Mike received his double degrees in Diplomacy and Economics in Washington DC and later went on to gain an International MBA from the University of South Carolina, which included a year of full-time graduate level courses at the Harbin Institute of Technology and University of International Business and Economics in Beijing. Mike also has worked with The Brock Group, an international trade and investment consulting firm managed by President Reagan’s former US Trade Representative and US Senator Bill Brock in Washington DC. After moving to China in 1993, Mike structured sourcing investments in over 250 production classifications for numerous clients.
Having mastered the China Intellectual Property (IP) and Quality Control monsters, Mike decided to develop the PassageMaker “Black Box Quality Gate” system (www.PSSchina.com) to extract the best pricing in China and protect IP without compromising quality and service. PassageMaker’s 100% US owned and operated Assembly Center in S. China serves as the client’s “black box” where inspection, final assembly, and branding takes place behind closed doors. In this fashion, Intellectual Property is physically secured and full quality inspection is conducted before product leaves China.
Edit911 is honored and excited to be working with Mike, a truly distinguished and successful international entrepreneur and businessman.
Purchase Mike’s book: http://chinasourcinginfo.org/book/
Read more about Mike and his work:
Interview in the Financial Times: “A Foot in Both Cultures”
Featured Clients & Their Books
Darlene Nelson, The Secret Is You
A spiritually inspiring international public speaker, Darlene Nelson is loved for her high-energy empowering presentations. She is famous for her “500-year vision that what we do today affects the next five generations… so you must make it count!” Darlene creates powerful shifts in her audience’s thought process, encourages immediate change, and inspires powerful lasting teamwork.
Edit911 editing service has had the great pleasure of editing all of Darlene’s powerful and inspirational books, as well as all of her website content. Frankly, Darlene’s work doesn’t need much editing since she’s such a clear thinker and talented writer. We’ve just suggested some more precise diction choices, made some syntactical sentence improvements, caught and corrected some repetition here and there, and made sure everything she publishes is well proofed and polished.
Darlene explains why she came to Edit911 for our editing services: “I had a book that needed editing fast. I did a lot of research and decided that Edit911 was the only qualified source I trusted. Marc is so professional, always quick to answer any questions I had and his editors got the job done so fast. The work was incredible. I now do all my work with Marc and his team at Edit911. Not only is their work 5 star quality, but the price is phenomenal too. I look forward to my next five books this year with Edit911! I would be lost without them!”

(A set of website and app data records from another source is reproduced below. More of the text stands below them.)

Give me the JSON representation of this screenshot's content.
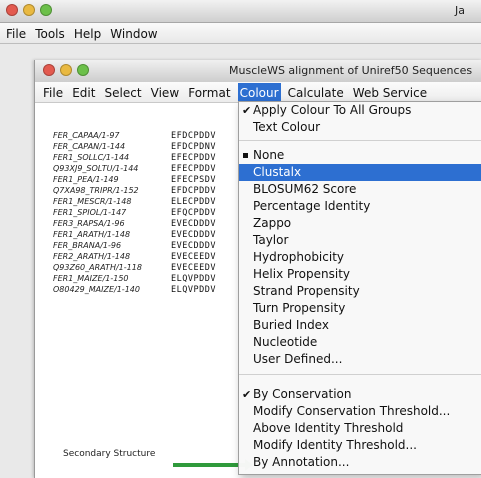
{
  "outer_window": {
    "title": "Ja",
    "menu": [
      "File",
      "Tools",
      "Help",
      "Window"
    ]
  },
  "inner_window": {
    "title": "MuscleWS alignment of Uniref50 Sequences",
    "menu": [
      "File",
      "Edit",
      "Select",
      "View",
      "Format",
      "Colour",
      "Calculate",
      "Web Service"
    ],
    "active_menu": "Colour"
  },
  "sequences": [
    {
      "name": "FER_CAPAA/1-97",
      "residues": "EFDCPDDV"
    },
    {
      "name": "FER_CAPAN/1-144",
      "residues": "EFDCPDNV"
    },
    {
      "name": "FER1_SOLLC/1-144",
      "residues": "EFECPDDV"
    },
    {
      "name": "Q93XJ9_SOLTU/1-144",
      "residues": "EFECPDDV"
    },
    {
      "name": "FER1_PEA/1-149",
      "residues": "EFECPSDV"
    },
    {
      "name": "Q7XA98_TRIPR/1-152",
      "residues": "EFDCPDDV"
    },
    {
      "name": "FER1_MESCR/1-148",
      "residues": "ELECPDDV"
    },
    {
      "name": "FER1_SPIOL/1-147",
      "residues": "EFQCPDDV"
    },
    {
      "name": "FER3_RAPSA/1-96",
      "residues": "EVECDDDV"
    },
    {
      "name": "FER1_ARATH/1-148",
      "residues": "EVECDDDV"
    },
    {
      "name": "FER_BRANA/1-96",
      "residues": "EVECDDDV"
    },
    {
      "name": "FER2_ARATH/1-148",
      "residues": "EVECEEDV"
    },
    {
      "name": "Q93Z60_ARATH/1-118",
      "residues": "EVECEEDV"
    },
    {
      "name": "FER1_MAIZE/1-150",
      "residues": "ELQVPDDV"
    },
    {
      "name": "O80429_MAIZE/1-140",
      "residues": "ELQVPDDV"
    }
  ],
  "secondary_structure_label": "Secondary Structure",
  "colour_menu": {
    "apply_to_all": "Apply Colour To All Groups",
    "text_colour": "Text Colour",
    "schemes": [
      "None",
      "Clustalx",
      "BLOSUM62 Score",
      "Percentage Identity",
      "Zappo",
      "Taylor",
      "Hydrophobicity",
      "Helix Propensity",
      "Strand Propensity",
      "Turn Propensity",
      "Buried Index",
      "Nucleotide",
      "User Defined..."
    ],
    "selected_scheme": "Clustalx",
    "by_conservation": "By Conservation",
    "modify_conservation": "Modify Conservation Threshold...",
    "above_identity": "Above Identity Threshold",
    "modify_identity": "Modify Identity Threshold...",
    "by_annotation": "By Annotation..."
  },
  "colors": {
    "menu_highlight": "#2d6fd1",
    "secondary_structure_arrow": "#2f9a3b"
  }
}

Well, truthfully, a lot of people would be lost financially and spiritually without Darlene. She’s positively influenced thousands of people over the years with her books and presentations. She is a truly wonderful human being and it’s been a joy and honor to work with her these past few years.

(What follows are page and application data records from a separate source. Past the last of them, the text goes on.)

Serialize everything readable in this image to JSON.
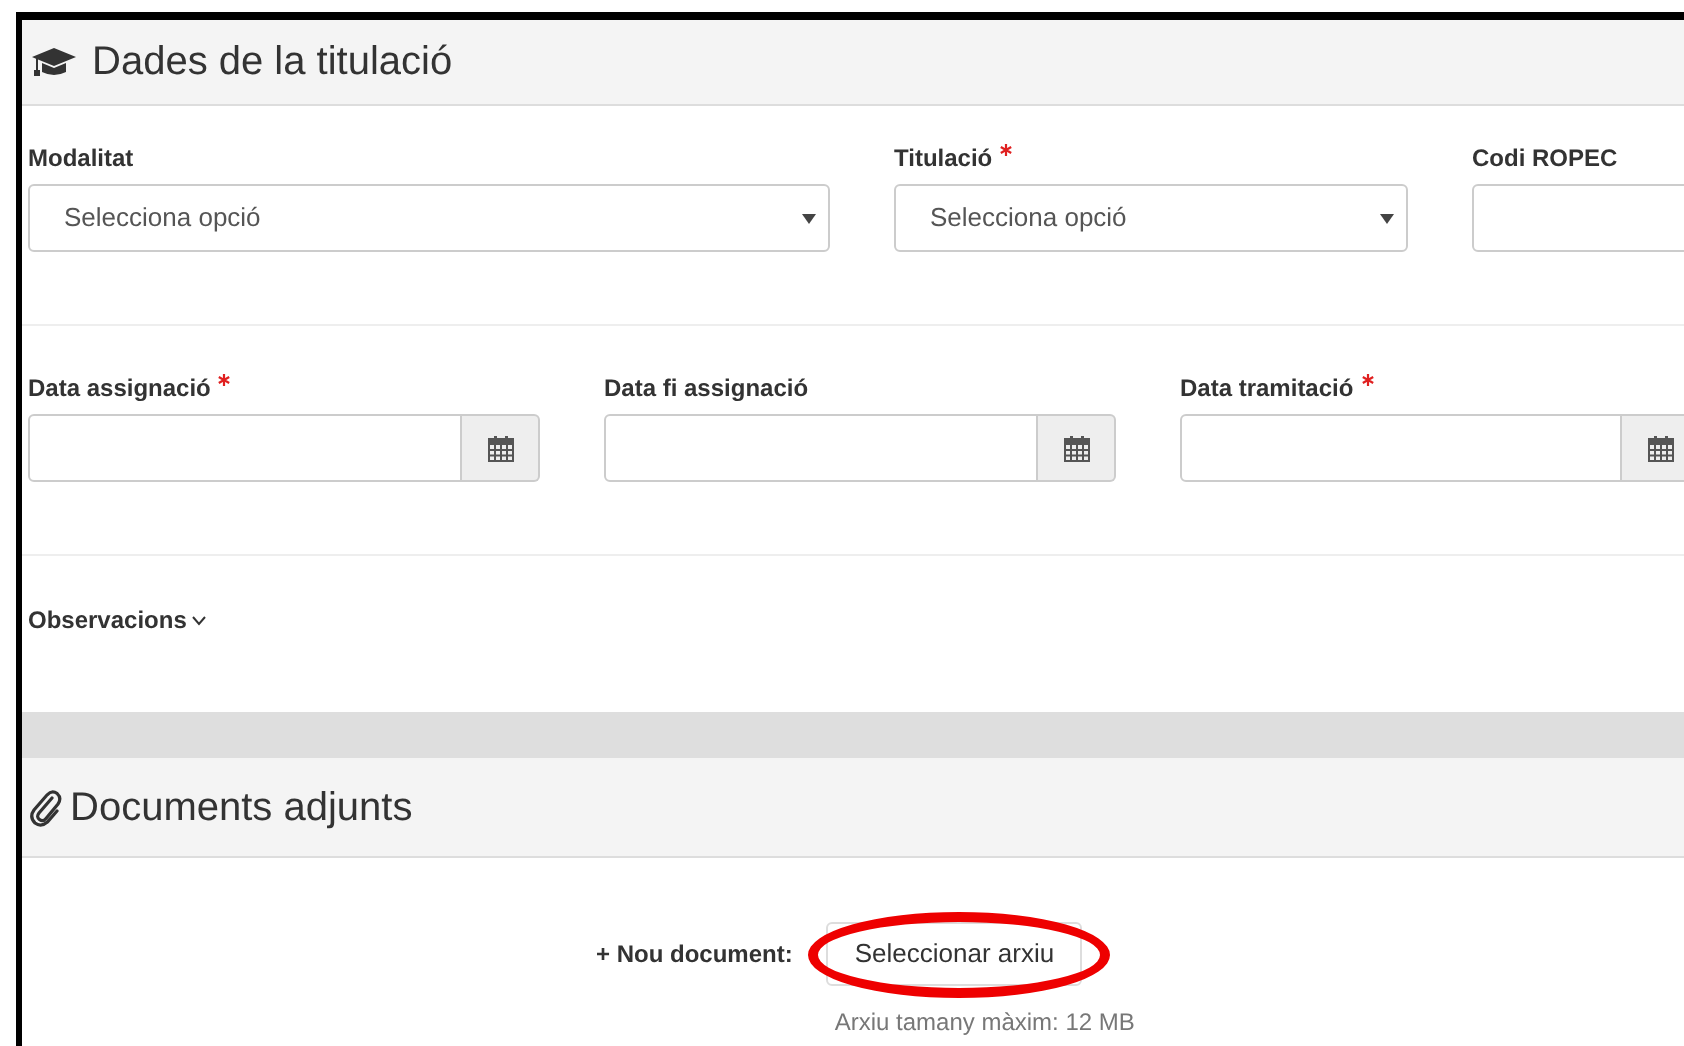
{
  "sections": [
    {
      "kind": "form",
      "title": "Dades de la titulació",
      "rows": [
        {
          "fields": [
            {
              "kind": "select",
              "label": "Modalitat",
              "required": false,
              "placeholder": "Selecciona opció"
            },
            {
              "kind": "select",
              "label": "Titulació",
              "required": true,
              "placeholder": "Selecciona opció"
            },
            {
              "kind": "text",
              "label": "Codi ROPEC",
              "required": false
            }
          ]
        },
        {
          "fields": [
            {
              "kind": "date",
              "label": "Data assignació",
              "required": true
            },
            {
              "kind": "date",
              "label": "Data fi assignació",
              "required": false
            },
            {
              "kind": "date",
              "label": "Data tramitació",
              "required": true
            }
          ]
        }
      ],
      "collapsible": {
        "label": "Observacions",
        "expanded": false
      }
    },
    {
      "kind": "upload",
      "title": "Documents adjunts",
      "upload_label": "+ Nou document:",
      "button": {
        "label": "Seleccionar arxiu",
        "annotated": true
      },
      "hint": "Arxiu tamany màxim: 12 MB"
    }
  ]
}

Darlene’s website: www.thesecretisyou.com
Darlene’s Facebook page:
Darlene’s Email: darlene (at) thesecretisyou (dot) com

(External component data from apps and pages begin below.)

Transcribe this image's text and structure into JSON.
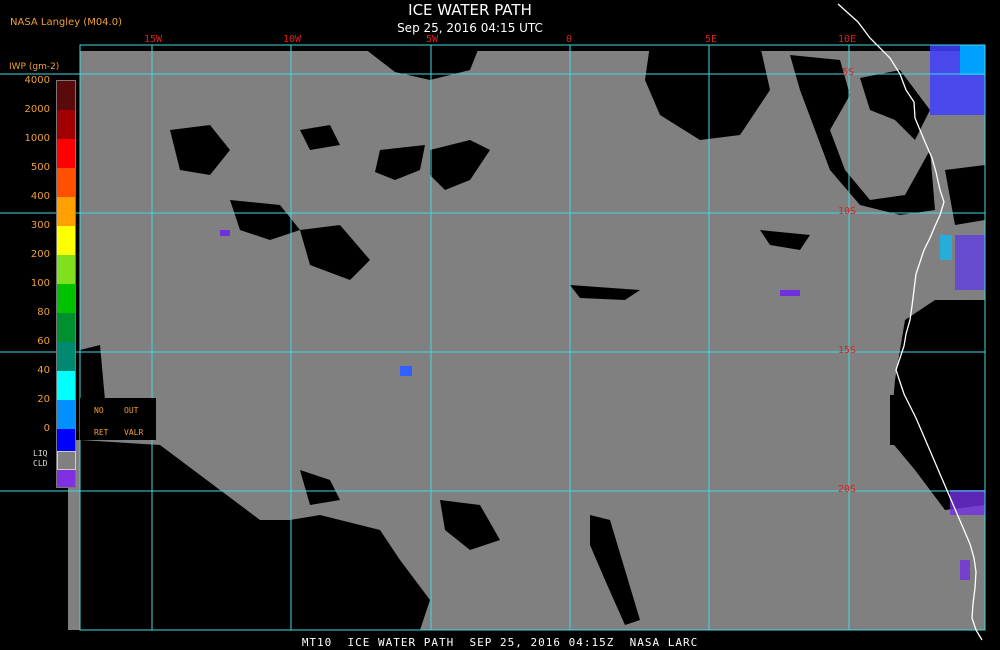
{
  "header": {
    "org": "NASA Langley (M04.0)",
    "title": "ICE WATER PATH",
    "subtitle": "Sep 25, 2016 04:15 UTC"
  },
  "footer": "MT10  ICE WATER PATH  SEP 25, 2016 04:15Z  NASA LARC",
  "grid": {
    "longitudes": [
      "15W",
      "10W",
      "5W",
      "0",
      "5E",
      "10E"
    ],
    "latitudes": [
      "5S",
      "10S",
      "15S",
      "20S"
    ]
  },
  "legend": {
    "unit": "IWP (gm-2)",
    "levels": [
      "4000",
      "2000",
      "1000",
      "500",
      "400",
      "300",
      "200",
      "100",
      "80",
      "60",
      "40",
      "20",
      "0"
    ],
    "colors": [
      "#5a0a0a",
      "#a00000",
      "#ff0000",
      "#ff5000",
      "#ffa000",
      "#ffff00",
      "#80e020",
      "#00c000",
      "#009030",
      "#008870",
      "#00ffff",
      "#0090ff",
      "#0000ff",
      "#8030e0"
    ],
    "no_retrieval": {
      "line1_a": "NO",
      "line1_b": "OUT",
      "line2_a": "RET",
      "line2_b": "VALR"
    },
    "liquid_cloud": {
      "line1": "LIQ",
      "line2": "CLD",
      "color": "#808080"
    }
  },
  "colors": {
    "background": "#000000",
    "liquid_cloud": "#808080",
    "gridline": "#40d8e0",
    "coast": "#ffffff",
    "label_orange": "#f0a030",
    "label_red": "#e02020"
  }
}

Darlene’s Bibliography of published works:
Awaken a Miracle
The Secret is You
Attitude is Everything: Scriptural Based Proof God Wants You to be
Rich (a CD series)